Depending on which Wall Street or Silicon Valley guru you listened to, the Internet was the most revolutionary development since the electric dynomo, the printing press, or the wheel. The most striking manifestation of this thinking was the extrodinary prices that people were willing to pay to invest in Internet companies.
The dot-com bubble burst for most types of businesses, but not for media. There is still the belief among many that while the Internet may not have transformed groceries (think Webvan) or pet food (think Pets.com), it will still transform media. Given what has happened to newspapers, that might seem reasonable. However, the fate of one medium like newspaper does not necessarily mean that radio will follow in it's path.
That’s why money continues to pour into Internet radio in staggering amounts, $56 Million into Pandora, $70 Million into Slacker, $30 Million to Imeem, and $16 Million to Goom . That’s just the players that are still playing. Add the investments in music services and already failed companies like Spirilfrog and we’re talking about some real money.
Venture capitalists are not patient people. They want to see a healthy return on their investment, and they want to see it fast. The key to making money is an IPO, Initial Public Offering. The investors issue themselves a bunch of stock, the company goes public, and the insiders sell their stock.
Unfortunately, this recession has hurt the IPO business. Not the same confidence in new companies that one found during the Internet bubble. On top of that, Imeem just sold for a million in cash, pennies on the dollar, raising questions about what a pure Internet radio company is worth.
To protect their investment, the only option for a venture capital company is to keep pumping money into their company, subsidizing manufacturers to create specialized products and paying public relation companies to keep the company in the spotlight. All the while hoping that the public's appetite for high flying IPOs returns.
The irony of this past week's events is that while Pandora got the headlines at CES this week, the real hero was Apple’s iPhone. The new products work only through an iPhone. Unless you have an iPhone in the car, the interface with Pandora is worthless.
The penetration of Apple's iPhone is less than 5% and has probably peaked.

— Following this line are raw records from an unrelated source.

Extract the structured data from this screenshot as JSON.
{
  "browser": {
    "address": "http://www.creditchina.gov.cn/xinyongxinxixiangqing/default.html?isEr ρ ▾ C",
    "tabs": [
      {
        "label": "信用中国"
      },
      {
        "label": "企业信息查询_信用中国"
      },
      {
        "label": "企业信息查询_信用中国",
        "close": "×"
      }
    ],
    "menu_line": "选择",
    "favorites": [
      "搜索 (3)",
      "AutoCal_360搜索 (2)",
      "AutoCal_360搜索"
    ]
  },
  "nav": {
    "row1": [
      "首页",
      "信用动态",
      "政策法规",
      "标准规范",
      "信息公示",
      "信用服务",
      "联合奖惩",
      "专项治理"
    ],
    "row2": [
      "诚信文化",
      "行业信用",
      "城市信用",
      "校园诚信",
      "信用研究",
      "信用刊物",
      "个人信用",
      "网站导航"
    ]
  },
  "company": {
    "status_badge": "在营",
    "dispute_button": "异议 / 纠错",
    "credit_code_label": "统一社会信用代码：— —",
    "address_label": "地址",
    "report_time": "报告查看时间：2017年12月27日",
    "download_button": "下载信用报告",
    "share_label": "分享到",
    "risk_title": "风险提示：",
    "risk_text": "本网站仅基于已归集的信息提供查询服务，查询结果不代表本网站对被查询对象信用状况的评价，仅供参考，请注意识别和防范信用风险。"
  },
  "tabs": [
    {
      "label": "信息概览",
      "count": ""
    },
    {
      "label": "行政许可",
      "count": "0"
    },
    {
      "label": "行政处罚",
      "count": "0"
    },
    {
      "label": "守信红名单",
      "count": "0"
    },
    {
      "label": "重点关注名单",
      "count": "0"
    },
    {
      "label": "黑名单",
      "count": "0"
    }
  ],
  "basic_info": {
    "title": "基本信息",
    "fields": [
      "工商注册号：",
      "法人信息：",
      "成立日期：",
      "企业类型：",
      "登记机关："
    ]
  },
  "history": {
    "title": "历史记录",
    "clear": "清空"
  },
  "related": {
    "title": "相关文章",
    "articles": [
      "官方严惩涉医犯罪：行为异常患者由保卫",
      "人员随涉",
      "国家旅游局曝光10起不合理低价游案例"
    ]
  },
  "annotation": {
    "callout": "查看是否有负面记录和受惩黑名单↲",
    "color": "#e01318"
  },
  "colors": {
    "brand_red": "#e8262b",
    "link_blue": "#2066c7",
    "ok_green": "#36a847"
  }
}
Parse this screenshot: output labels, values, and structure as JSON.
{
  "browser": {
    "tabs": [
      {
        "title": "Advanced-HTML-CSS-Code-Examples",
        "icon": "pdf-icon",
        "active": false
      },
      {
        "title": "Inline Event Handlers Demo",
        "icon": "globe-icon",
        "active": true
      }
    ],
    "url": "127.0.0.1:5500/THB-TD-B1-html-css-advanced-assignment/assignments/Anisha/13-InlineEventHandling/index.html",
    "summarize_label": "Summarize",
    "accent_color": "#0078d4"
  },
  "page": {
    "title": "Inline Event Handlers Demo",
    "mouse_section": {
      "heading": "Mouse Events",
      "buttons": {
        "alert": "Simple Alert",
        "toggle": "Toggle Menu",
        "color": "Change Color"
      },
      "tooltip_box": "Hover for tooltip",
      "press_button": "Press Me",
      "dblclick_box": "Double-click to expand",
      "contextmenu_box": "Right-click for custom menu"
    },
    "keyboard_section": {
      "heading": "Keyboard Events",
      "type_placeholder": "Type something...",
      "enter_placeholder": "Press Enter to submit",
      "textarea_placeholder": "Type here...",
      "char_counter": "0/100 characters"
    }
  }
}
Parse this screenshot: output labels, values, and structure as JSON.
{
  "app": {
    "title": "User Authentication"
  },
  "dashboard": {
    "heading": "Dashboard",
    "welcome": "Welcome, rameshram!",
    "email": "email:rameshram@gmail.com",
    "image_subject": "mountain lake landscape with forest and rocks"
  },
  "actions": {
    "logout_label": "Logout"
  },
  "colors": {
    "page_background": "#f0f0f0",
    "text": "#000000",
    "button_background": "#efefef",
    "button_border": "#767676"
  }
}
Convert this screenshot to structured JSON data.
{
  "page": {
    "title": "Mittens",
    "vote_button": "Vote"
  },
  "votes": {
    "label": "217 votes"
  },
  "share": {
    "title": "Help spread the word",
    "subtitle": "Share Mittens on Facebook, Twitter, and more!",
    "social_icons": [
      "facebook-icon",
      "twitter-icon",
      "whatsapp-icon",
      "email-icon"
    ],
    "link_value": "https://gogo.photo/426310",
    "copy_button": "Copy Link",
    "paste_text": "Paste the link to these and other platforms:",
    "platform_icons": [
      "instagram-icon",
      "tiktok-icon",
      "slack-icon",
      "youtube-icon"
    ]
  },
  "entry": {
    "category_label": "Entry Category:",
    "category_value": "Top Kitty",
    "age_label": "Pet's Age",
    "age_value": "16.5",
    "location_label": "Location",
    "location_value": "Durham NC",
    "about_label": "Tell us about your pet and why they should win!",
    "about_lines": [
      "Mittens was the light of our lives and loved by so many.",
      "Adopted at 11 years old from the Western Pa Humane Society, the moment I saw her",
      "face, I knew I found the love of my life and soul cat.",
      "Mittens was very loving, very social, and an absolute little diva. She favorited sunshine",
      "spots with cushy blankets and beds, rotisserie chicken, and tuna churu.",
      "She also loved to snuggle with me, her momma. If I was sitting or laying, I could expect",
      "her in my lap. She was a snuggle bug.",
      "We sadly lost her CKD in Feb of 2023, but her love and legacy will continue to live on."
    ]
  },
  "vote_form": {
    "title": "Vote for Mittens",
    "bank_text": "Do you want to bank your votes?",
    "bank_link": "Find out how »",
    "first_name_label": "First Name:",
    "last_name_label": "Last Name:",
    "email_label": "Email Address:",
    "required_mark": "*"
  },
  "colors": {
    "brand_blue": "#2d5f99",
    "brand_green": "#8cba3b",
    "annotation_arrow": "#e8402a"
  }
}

The real buzz at CES was about all the iPhone competitors that are coming to market.
In our November post we explained why we thought Pandora would fail. This month’s good news for the company hasn’t changed our view.